Containers are an issue all their own in terms of watering tips. Many fully planted containers may need watering from one to even three times a day in really hot, dry weather. Like other plants, if you can water plants in containers without getting the leaves wet you likely have less fungal problems. To help reduce watering instances in regards to containers, use the largest containers you can find and use containers for shade-loving plants instead of full-sun species.  Containers in the shade will likely need watering half as often as their full-sun counterparts. Another way to reduce watering is to use cactus or other succulents in containers. These plants can go a very long time without additional watering after they have become accustomed to their environment.
One last tip is to use mulch.

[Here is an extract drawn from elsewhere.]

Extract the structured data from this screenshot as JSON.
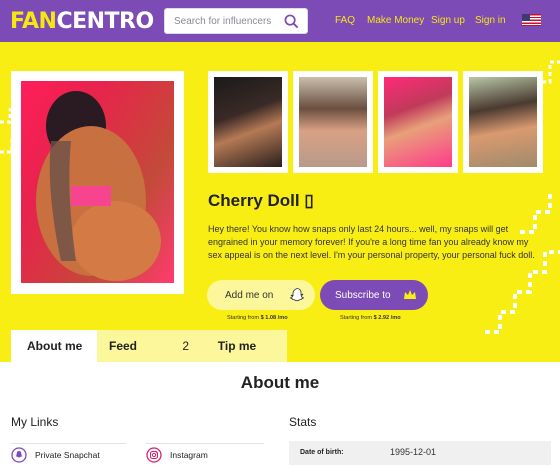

A layer of mulch will keep your soil cool and moist for a long time after a rainfall. Besides conserving water, mulch looks great, stabilizes soil temperature, suppresses weeds and adds organic matter to your soil. The only rule with mulch is don’t over do it. A layer two to three inches deep is adequate. Too much mulch around trees and shrubs can cause several insect and disease problems to occur.
Remember, if plants are newly planted, especially trees and shrubs, it takes a lot more water than you would expect to keep the root ball moist during this drought. The best way to water these plants is slow and long with a soaker hose or some form of drip irrigation. For more information, contact the Washington County Extension Office at (859) 336-7741.                 
If you would like to become a Kentucky Master Gardener, give me a call as well!  Class starts in September.